Regulation of internationalisation from the perspective of SMEs in the EU and the Slovak Republic


Internationalisation is becoming increasingly important in relation to the competitiveness of businesses of all sizes. Its importance from a macroeconomic point of view lies mainly in the fact that it accelerates the national economy through long-term foreign trade activity. From a microeconomic point of view, territorial expansion and the extension of activities into new markets is a way of achieving an increase in the growth of the enterprises themselves.

The degree of internationalisation of SMEs is also related to the openness of the economy, which intensifies the involvement of enterprises in foreign trade activities. The internationalisation of SMEs at EU level brings with it the benefits of the EU single market. Nevertheless, the internationalisation rate of European SMEs is low in some countries. This depends on a number of factors (e.g. the efficiency of the supporting infrastructure and the sectoral orientation of SMEs).

Enterprises in the SME size category are often confronted with various challenges when engaging in international activities (dealing with different regulations, lack of production or financial resources and, last but not least, lack of information). Unlike large enterprises, SMEs are generally more vulnerable to trade barriers and the risks arising from them. On the other hand, they can adapt more flexibly to market changes.

The quantitative and qualitative analysis revealed a number of key findings from the SME environment that more clearly reflect their position, as well as the opportunities for expanding activities aimed at international markets. Compared to other EU Member States, Slovakia was at the tail end in terms of the share of SME exports to EU countries in the period under review.

The territorial as well as commodity structure of exporting and importing SMEs from Slovakia is characterized by a high degree of concentration both on the EU market and on the narrow orientation of exported as well as imported commodity groups.

In 2015–2018, the Slovak Republic ranked first along with 15 other EU countries

(Italy, Portugal, Spain, France, the Netherlands, Belgium, the Czech Republic, Slovenia, Hungary, Poland, Croatia, Austria, Denmark, Romania and Luxembourg) in the tracking of the results in the area of the “Cross-border trade” indicator (in the sense of Doing Business). In addition to a fundamental change in the methodology for calculating the monitored indicator, Slovakia’s ranking alongside other EU countries is also related to the fact that reforms were adopted in 2012–2015 that facilitated cross-border trade.

Relevant barriers to the export of Slovak SMEs were also identified on the basis of the SBA quantitative survey, as well as on the basis of the implemented support for SMEs by the SBA. The results show that these obstacles include in particular the area of human resources (lack of qualified personnel covering internationalisation in the enterprises themselves). Other risk areas identified include low awareness, particularly in the area of e-commerce. However, in terms of internal barriers, the perceived barriers are also considered to be the area of preparation of analyses and necessary documentation, which are crucial for entering a foreign market (e.g. analysis of foreign market risks, preparation of a financial project, appropriate export strategy, etc.).

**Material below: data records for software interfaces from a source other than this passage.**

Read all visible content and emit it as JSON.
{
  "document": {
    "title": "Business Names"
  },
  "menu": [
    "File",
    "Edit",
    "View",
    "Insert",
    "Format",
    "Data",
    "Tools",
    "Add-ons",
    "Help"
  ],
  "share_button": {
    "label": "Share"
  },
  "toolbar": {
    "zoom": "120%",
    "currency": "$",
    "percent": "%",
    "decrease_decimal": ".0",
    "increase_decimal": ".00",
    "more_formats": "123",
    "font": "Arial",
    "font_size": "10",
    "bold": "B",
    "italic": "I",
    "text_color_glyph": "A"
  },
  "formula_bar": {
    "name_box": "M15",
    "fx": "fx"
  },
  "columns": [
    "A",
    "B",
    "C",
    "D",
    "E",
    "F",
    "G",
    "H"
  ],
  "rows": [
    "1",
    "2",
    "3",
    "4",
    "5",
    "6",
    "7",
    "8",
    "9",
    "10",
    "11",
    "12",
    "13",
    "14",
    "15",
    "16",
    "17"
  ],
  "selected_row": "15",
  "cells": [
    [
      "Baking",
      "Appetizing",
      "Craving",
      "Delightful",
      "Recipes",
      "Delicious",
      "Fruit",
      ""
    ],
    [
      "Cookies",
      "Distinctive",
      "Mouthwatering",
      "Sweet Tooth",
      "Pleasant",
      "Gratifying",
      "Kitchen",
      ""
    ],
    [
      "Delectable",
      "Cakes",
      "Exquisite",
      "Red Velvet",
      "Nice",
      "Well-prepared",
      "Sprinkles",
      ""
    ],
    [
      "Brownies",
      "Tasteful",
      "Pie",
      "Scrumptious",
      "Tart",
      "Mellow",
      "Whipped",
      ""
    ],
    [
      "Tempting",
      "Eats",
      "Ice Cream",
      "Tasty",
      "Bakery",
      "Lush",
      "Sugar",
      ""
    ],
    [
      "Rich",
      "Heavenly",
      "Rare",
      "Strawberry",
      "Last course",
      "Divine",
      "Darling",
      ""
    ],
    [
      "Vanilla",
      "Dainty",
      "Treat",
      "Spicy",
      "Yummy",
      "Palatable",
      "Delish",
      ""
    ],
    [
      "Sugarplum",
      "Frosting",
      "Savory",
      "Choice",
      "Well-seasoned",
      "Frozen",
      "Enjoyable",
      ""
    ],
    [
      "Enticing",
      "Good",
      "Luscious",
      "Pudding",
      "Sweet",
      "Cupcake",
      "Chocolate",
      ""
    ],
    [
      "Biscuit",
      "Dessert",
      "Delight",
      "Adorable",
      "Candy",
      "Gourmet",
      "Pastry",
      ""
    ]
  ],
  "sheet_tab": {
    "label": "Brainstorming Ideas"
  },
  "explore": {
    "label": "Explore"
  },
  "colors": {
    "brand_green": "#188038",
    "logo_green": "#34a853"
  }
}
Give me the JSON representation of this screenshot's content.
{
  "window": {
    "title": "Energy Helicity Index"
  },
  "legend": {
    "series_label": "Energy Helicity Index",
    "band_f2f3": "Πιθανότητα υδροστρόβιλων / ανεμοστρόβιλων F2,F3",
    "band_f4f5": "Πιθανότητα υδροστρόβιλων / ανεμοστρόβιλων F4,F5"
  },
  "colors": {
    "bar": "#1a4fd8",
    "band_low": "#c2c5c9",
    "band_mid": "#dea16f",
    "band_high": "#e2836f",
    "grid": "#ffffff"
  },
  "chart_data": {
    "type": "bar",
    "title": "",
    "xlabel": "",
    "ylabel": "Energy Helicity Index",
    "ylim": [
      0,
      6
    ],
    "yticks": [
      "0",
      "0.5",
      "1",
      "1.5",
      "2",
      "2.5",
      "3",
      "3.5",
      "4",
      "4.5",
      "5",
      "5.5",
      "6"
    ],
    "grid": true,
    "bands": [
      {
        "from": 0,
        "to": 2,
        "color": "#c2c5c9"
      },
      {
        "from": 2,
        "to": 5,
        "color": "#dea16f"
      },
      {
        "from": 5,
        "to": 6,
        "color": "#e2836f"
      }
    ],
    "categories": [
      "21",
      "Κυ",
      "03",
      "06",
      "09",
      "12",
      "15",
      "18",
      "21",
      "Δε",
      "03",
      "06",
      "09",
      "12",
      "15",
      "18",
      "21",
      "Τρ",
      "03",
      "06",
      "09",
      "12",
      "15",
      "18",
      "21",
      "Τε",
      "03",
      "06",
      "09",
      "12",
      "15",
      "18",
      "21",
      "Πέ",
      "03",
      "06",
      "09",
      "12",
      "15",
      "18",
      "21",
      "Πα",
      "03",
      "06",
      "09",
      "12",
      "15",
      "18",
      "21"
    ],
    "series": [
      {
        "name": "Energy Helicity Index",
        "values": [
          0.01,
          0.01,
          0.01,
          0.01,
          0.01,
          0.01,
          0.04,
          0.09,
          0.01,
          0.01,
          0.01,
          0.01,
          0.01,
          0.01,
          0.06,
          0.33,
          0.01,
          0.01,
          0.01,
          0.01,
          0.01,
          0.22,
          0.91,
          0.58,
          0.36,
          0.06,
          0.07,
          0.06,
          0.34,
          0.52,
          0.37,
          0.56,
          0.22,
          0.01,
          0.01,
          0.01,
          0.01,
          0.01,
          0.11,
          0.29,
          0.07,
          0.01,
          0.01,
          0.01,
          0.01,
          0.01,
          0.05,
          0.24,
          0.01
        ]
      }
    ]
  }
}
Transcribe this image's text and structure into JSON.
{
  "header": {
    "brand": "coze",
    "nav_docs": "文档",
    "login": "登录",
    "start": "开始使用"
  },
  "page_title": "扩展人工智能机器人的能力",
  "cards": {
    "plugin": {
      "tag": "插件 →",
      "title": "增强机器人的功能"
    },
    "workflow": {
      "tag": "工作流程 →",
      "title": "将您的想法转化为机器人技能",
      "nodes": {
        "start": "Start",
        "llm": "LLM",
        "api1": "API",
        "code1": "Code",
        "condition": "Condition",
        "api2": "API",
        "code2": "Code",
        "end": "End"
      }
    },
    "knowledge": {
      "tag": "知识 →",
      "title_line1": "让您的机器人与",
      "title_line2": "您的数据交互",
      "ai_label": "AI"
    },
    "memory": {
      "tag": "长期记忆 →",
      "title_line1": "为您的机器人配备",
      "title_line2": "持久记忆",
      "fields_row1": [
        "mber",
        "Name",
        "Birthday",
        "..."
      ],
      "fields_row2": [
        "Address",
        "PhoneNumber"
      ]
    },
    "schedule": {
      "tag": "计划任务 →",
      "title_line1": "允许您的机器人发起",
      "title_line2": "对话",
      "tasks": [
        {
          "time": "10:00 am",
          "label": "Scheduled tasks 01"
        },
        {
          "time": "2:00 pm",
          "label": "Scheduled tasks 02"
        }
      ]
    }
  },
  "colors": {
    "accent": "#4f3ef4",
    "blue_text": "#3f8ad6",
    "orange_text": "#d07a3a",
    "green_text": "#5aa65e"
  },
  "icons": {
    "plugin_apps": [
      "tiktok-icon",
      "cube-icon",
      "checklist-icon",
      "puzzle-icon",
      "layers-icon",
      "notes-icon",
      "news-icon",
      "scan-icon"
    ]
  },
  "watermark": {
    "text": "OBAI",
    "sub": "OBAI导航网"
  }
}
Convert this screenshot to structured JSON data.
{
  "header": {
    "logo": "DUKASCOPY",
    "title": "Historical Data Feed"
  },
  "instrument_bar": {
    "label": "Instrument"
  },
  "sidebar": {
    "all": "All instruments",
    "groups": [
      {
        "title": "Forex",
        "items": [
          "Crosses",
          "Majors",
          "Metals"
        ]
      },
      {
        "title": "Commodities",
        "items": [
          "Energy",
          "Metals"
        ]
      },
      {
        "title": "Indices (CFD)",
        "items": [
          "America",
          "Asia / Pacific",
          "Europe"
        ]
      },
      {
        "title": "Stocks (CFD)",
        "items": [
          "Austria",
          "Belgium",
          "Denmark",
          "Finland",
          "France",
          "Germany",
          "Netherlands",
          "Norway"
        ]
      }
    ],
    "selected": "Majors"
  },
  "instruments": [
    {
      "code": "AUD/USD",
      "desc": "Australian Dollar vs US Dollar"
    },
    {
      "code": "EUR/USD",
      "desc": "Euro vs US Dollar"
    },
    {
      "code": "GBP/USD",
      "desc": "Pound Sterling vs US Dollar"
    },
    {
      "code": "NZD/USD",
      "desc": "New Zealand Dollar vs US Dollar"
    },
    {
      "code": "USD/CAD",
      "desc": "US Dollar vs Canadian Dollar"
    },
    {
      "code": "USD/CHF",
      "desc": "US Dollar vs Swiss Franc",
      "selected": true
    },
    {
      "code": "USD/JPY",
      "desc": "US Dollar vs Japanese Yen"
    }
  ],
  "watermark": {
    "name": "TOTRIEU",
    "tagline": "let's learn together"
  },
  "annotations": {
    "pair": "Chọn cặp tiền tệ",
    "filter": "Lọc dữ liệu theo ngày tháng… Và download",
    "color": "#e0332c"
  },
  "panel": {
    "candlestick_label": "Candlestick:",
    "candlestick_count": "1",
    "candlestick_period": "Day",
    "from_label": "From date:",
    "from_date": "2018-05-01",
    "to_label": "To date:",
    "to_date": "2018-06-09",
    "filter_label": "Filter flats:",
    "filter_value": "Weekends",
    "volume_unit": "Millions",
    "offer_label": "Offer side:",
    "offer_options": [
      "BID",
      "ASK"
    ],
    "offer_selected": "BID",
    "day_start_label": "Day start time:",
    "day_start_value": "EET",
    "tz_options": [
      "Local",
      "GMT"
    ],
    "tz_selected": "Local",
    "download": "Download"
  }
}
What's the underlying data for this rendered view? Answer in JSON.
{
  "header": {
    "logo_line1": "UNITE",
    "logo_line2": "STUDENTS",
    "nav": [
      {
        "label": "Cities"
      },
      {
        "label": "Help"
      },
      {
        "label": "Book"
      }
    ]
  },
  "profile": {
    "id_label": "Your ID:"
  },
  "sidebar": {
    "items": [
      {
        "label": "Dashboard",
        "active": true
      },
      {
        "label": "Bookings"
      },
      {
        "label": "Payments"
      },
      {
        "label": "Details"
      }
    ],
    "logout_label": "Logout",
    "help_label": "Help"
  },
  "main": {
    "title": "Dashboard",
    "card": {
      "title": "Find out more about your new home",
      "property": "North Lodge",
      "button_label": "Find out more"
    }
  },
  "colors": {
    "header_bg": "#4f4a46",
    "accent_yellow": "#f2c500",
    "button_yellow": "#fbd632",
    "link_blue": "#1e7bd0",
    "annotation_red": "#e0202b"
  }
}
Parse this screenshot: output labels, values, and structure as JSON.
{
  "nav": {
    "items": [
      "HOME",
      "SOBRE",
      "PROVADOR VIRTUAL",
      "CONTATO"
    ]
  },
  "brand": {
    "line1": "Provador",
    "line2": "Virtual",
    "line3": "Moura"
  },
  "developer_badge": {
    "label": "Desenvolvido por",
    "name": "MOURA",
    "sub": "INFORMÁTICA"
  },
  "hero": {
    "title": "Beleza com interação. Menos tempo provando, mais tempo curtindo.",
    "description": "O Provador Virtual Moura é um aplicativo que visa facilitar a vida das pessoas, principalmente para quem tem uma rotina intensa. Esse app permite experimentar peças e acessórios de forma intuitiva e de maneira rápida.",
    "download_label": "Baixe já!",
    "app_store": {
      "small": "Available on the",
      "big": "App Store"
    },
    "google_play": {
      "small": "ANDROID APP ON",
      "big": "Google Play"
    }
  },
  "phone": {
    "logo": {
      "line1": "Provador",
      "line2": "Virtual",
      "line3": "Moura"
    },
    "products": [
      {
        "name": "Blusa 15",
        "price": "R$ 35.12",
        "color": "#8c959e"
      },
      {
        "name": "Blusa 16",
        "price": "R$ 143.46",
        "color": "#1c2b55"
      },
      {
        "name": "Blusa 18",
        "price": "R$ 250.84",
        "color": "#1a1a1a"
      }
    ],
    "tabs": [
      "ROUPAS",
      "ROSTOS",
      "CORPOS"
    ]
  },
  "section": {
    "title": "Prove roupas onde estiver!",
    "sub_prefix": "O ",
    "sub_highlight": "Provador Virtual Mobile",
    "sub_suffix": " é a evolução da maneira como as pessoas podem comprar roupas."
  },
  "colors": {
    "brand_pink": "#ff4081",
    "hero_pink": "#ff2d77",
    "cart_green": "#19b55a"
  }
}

A survey carried out by the EC has highlighted the barriers to exports for European SMEs. According to this survey, one of the most significant barriers to exporting by Slovak SMEs is financial investment, which is perceived as too high. Others included administrative processes (as was the case in other EU countries), as well as dealing with cross-border complaints and, last but not least, delivery costs.

In terms of territory outside the EU, there has been an increase in the total number of barriers to trade and investment in the period under review, reflecting an increase in protectionism in third countries. Most obstacles were recorded across borders. They were related to restrictions on services, investment, intellectual property rights or unjustified technical barriers to trade. The highest number of obstacles reported in the period under review was in agriculture and fisheries. Others included the automotive sector as well as the ICT and electronics sectors.

The success of intensifying the internationalisation of SMEs cannot be achieved without eliminating the identified barriers. The individual barriers identified are, in most cases, inherently linked to each other. Public support can thus play an important role in promoting the internationalisation of SMEs. However, the success of penetrating foreign markets will also depend on the elimination of identified internal process barriers of the enterprises themselves (e.g. through the use of project consultancy, market research, etc.), through participation in exhibitions, networking to mentoring, or training and advice in various areas, as well as the financial assistance itself.

Import and export activities of an enterprise are among the most common forms of foreign market entry. In recent years, the interest of Slovak SMEs in franchising has been growing. Co-partnership (joint venture and piggyback) is not a very preferred form of entering foreign markets in our conditions. European as well as Slovak legislation regulates transnational forms of entrepreneurship (European Company, European Cooperative Society, European Economic Interest Grouping), which are not often used either among SMEs, but rather among large enterprises.

The regulation of internationalisation in business is a constantly evolving process. For this reason, both the EU legislative bodies and national authorities are actively engaged in the progressive removal of obstacles. The adoption of best practices to support the internationalisation of SMEs, which reflect the practice at the EU level, should aim at bringing the export activity of Slovak SMEs closer to the most successful EU exporters (among small and medium-sized enterprises).